• [MATERIAL FOR THIS EXERCISE]:
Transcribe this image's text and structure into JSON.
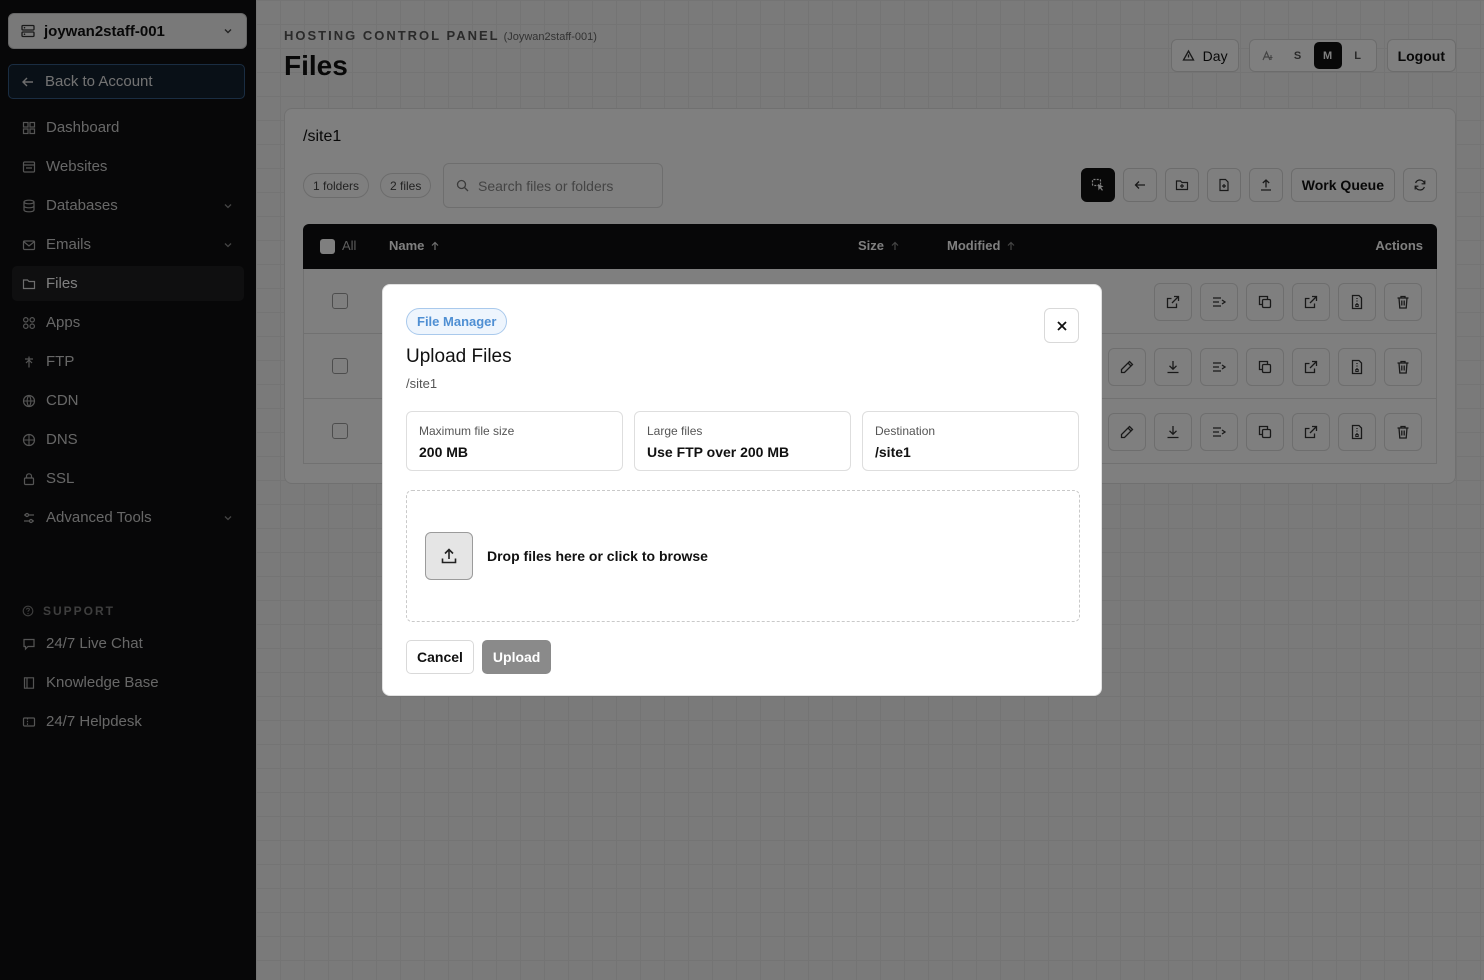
{
  "sidebar": {
    "account": "joywan2staff-001",
    "back_label": "Back to Account",
    "items": [
      {
        "label": "Dashboard"
      },
      {
        "label": "Websites"
      },
      {
        "label": "Databases"
      },
      {
        "label": "Emails"
      },
      {
        "label": "Files"
      },
      {
        "label": "Apps"
      },
      {
        "label": "FTP"
      },
      {
        "label": "CDN"
      },
      {
        "label": "DNS"
      },
      {
        "label": "SSL"
      },
      {
        "label": "Advanced Tools"
      }
    ],
    "support_title": "SUPPORT",
    "support_items": [
      {
        "label": "24/7 Live Chat"
      },
      {
        "label": "Knowledge Base"
      },
      {
        "label": "24/7 Helpdesk"
      }
    ]
  },
  "header": {
    "eyebrow": "HOSTING CONTROL PANEL",
    "eyebrow_sub": "(Joywan2staff-001)",
    "title": "Files",
    "theme_label": "Day",
    "sizes": [
      "S",
      "M",
      "L"
    ],
    "active_size": "M",
    "logout_label": "Logout"
  },
  "files": {
    "path": "/site1",
    "folders_count": "1 folders",
    "files_count": "2 files",
    "search_placeholder": "Search files or folders",
    "work_queue_label": "Work Queue",
    "table": {
      "all_label": "All",
      "columns": {
        "name": "Name",
        "size": "Size",
        "modified": "Modified",
        "actions": "Actions"
      }
    }
  },
  "modal": {
    "badge": "File Manager",
    "title": "Upload Files",
    "path": "/site1",
    "cards": [
      {
        "label": "Maximum file size",
        "value": "200 MB"
      },
      {
        "label": "Large files",
        "value": "Use FTP over 200 MB"
      },
      {
        "label": "Destination",
        "value": "/site1"
      }
    ],
    "dropzone_text": "Drop files here or click to browse",
    "cancel_label": "Cancel",
    "upload_label": "Upload"
  }
}
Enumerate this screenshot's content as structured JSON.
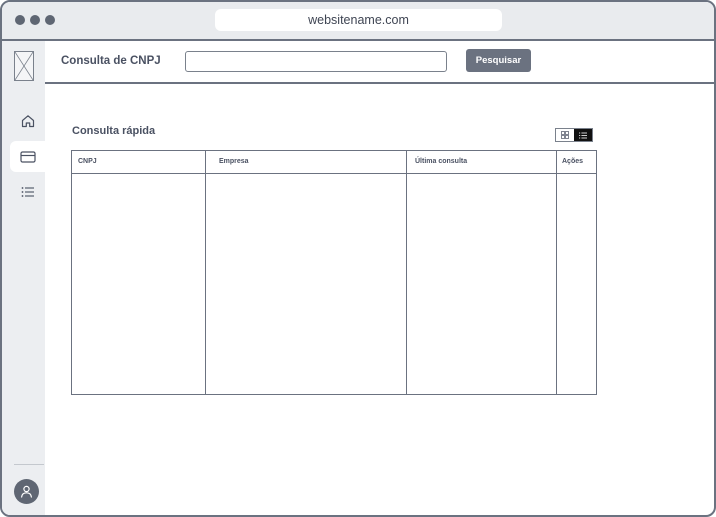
{
  "browser": {
    "url": "websitename.com"
  },
  "header": {
    "title": "Consulta de CNPJ",
    "search": {
      "value": "",
      "placeholder": ""
    },
    "search_button_label": "Pesquisar"
  },
  "sidebar": {
    "items": [
      {
        "icon": "home-icon"
      },
      {
        "icon": "card-icon",
        "active": true
      },
      {
        "icon": "list-icon"
      }
    ],
    "user_icon": "user-icon"
  },
  "main": {
    "section_title": "Consulta rápida",
    "view_toggle": {
      "options": [
        "grid-view-icon",
        "list-view-icon"
      ],
      "selected": "list-view-icon"
    },
    "table": {
      "columns": [
        "CNPJ",
        "Empresa",
        "Última consulta",
        "Ações"
      ],
      "rows": []
    }
  },
  "colors": {
    "accent": "#6b7280",
    "sidebar_bg": "#eceef1",
    "titlebar_bg": "#e9ebee",
    "toggle_selected": "#111111"
  }
}
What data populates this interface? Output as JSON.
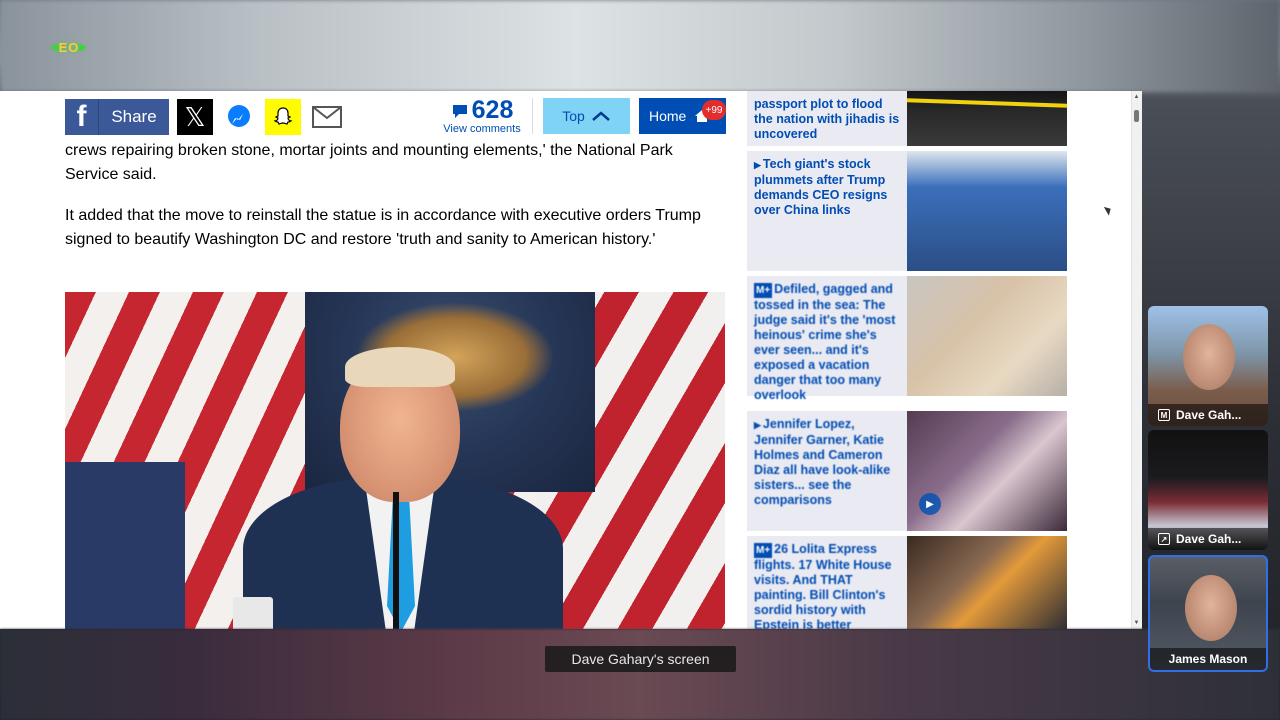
{
  "share_bar": {
    "share_label": "Share",
    "comment_count": "628",
    "view_comments": "View comments",
    "top_label": "Top",
    "home_label": "Home",
    "home_badge": "+99"
  },
  "article": {
    "paragraph_1": "crews repairing broken stone, mortar joints and mounting elements,' the National Park Service said.",
    "paragraph_2": "It added that the move to reinstall the statue is in accordance with executive orders Trump signed to beautify Washington DC and restore 'truth and sanity to American history.'"
  },
  "sidebar": {
    "items": [
      {
        "text": "passport plot to flood the nation with jihadis is uncovered"
      },
      {
        "text": "Tech giant's stock plummets after Trump demands CEO resigns over China links"
      },
      {
        "text": "Defiled, gagged and tossed in the sea: The judge said it's the 'most heinous' crime she's ever seen... and it's exposed a vacation danger that too many overlook"
      },
      {
        "text": "Jennifer Lopez, Jennifer Garner, Katie Holmes and Cameron Diaz all have look-alike sisters... see the comparisons"
      },
      {
        "text": "26 Lolita Express flights. 17 White House visits. And THAT painting. Bill Clinton's sordid history with Epstein is better"
      }
    ]
  },
  "caption": "Dave Gahary's screen",
  "participants": [
    {
      "name": "Dave Gah..."
    },
    {
      "name": "Dave Gah..."
    },
    {
      "name": "James Mason"
    }
  ],
  "colors": {
    "brand_blue": "#004db3",
    "facebook": "#3b5998",
    "top_button": "#7fd4f5",
    "active_speaker": "#2f6fea"
  }
}
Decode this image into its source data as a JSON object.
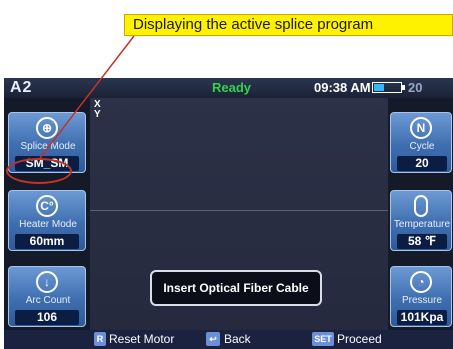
{
  "annotation": {
    "text": "Displaying the active splice program"
  },
  "status": {
    "logo": "A2",
    "state": "Ready",
    "time": "09:38 AM",
    "battery_text": "20",
    "battery_level_fraction": 0.4
  },
  "left_tiles": [
    {
      "icon": "crosshair-icon",
      "label": "Splice Mode",
      "value": "SM_SM"
    },
    {
      "icon": "heater-celsius-icon",
      "label": "Heater Mode",
      "value": "60mm"
    },
    {
      "icon": "arc-count-icon",
      "label": "Arc Count",
      "value": "106"
    }
  ],
  "right_tiles": [
    {
      "icon": "cycle-n-icon",
      "label": "Cycle",
      "value": "20"
    },
    {
      "icon": "thermometer-icon",
      "label": "Temperature",
      "value": "58 ℉"
    },
    {
      "icon": "gauge-icon",
      "label": "Pressure",
      "value": "101Kpa"
    }
  ],
  "view": {
    "axis_x": "X",
    "axis_y": "Y",
    "message": "Insert Optical Fiber Cable"
  },
  "bottom": {
    "reset_key": "R",
    "reset_label": "Reset Motor",
    "back_key": "↩",
    "back_label": "Back",
    "set_key": "SET",
    "set_label": "Proceed"
  },
  "colors": {
    "ready": "#34d24b",
    "callout_bg": "#fff200",
    "highlight": "#c43328",
    "tile": "#4a7cc0"
  }
}
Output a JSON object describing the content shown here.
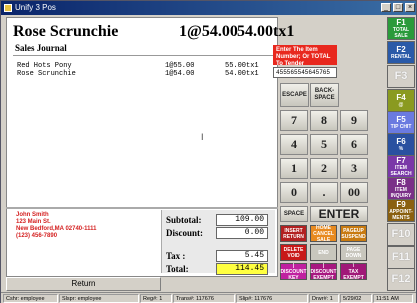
{
  "window": {
    "title": "Unify 3 Pos"
  },
  "item": {
    "name": "Rose Scrunchie",
    "qty_price": "1@54.00",
    "price": "54.00tx1"
  },
  "journal": {
    "title": "Sales Journal",
    "rows": [
      {
        "desc": "Red Hots Pony",
        "qty": "1@55.00",
        "amt": "55.00tx1"
      },
      {
        "desc": "Rose Scrunchie",
        "qty": "1@54.00",
        "amt": "54.00tx1"
      }
    ]
  },
  "customer": {
    "name": "John Smith",
    "addr1": "123 Main St.",
    "addr2": "New Bedford,MA 02740-1111",
    "phone": "(123) 456-7890"
  },
  "totals": {
    "subtotal_label": "Subtotal:",
    "subtotal": "109.00",
    "discount_label": "Discount:",
    "discount": "0.00",
    "tax_label": "Tax :",
    "tax": "5.45",
    "total_label": "Total:",
    "total": "114.45"
  },
  "return_label": "Return",
  "message": "Enter The Item Number; Or TOTAL To Tender",
  "input_value": "455565545645765",
  "keypad": {
    "escape": "ESCAPE",
    "backspace": "BACK-SPACE",
    "space": "SPACE",
    "enter": "ENTER",
    "nums": [
      "7",
      "8",
      "9",
      "4",
      "5",
      "6",
      "1",
      "2",
      "3",
      "0",
      ".",
      "00"
    ]
  },
  "color_keys": [
    {
      "label": "INSERT",
      "sub": "RETURN",
      "color": "#b22020"
    },
    {
      "label": "HOME",
      "sub": "CANCEL SALE",
      "color": "#e88a20"
    },
    {
      "label": "PAGEUP",
      "sub": "SUSPEND",
      "color": "#c87a10"
    },
    {
      "label": "DELETE",
      "sub": "VOID",
      "color": "#c81818"
    },
    {
      "label": "END",
      "sub": "",
      "color": "#c8c6bd"
    },
    {
      "label": "PAGE DOWN",
      "sub": "",
      "color": "#c8c6bd"
    },
    {
      "label": "|",
      "sub": "DISCOUNT KEY",
      "color": "#c020a0"
    },
    {
      "label": "|",
      "sub": "DISCOUNT EXEMPT",
      "color": "#a81880"
    },
    {
      "label": "\\",
      "sub": "TAX EXEMPT",
      "color": "#a01878"
    }
  ],
  "fkeys": [
    {
      "fn": "F1",
      "sub": "TOTAL SALE",
      "color": "#2a9a3a"
    },
    {
      "fn": "F2",
      "sub": "RENTAL",
      "color": "#2a5aa8"
    },
    {
      "fn": "F3",
      "sub": "",
      "color": "gray"
    },
    {
      "fn": "F4",
      "sub": "@",
      "color": "#8a9a20"
    },
    {
      "fn": "F5",
      "sub": "TIP CHIT",
      "color": "#6a7ae0"
    },
    {
      "fn": "F6",
      "sub": "%",
      "color": "#2a50a0"
    },
    {
      "fn": "F7",
      "sub": "ITEM SEARCH",
      "color": "#7a38a8"
    },
    {
      "fn": "F8",
      "sub": "ITEM INQUIRY",
      "color": "#7a3088"
    },
    {
      "fn": "F9",
      "sub": "APPOINT-MENTS",
      "color": "#8a6010"
    },
    {
      "fn": "F10",
      "sub": "",
      "color": "gray"
    },
    {
      "fn": "F11",
      "sub": "",
      "color": "gray"
    },
    {
      "fn": "F12",
      "sub": "",
      "color": "gray"
    }
  ],
  "status": [
    "Cshr: employee",
    "Slspr: employee",
    "Reg#: 1",
    "Trans#: 117676",
    "Slip#: 117676",
    "Drwr#: 1",
    "5/29/02",
    "11:51 AM"
  ]
}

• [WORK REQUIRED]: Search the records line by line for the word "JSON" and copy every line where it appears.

• [OUTPUT FOR THIS TASK]:
Transcribe this image's text and structure into JSON.
Enumerate this screenshot's content as structured JSON.
What data populates this interface? Output as JSON.
Decode this image into its source data as a JSON object.
Output a JSON object describing the content shown here.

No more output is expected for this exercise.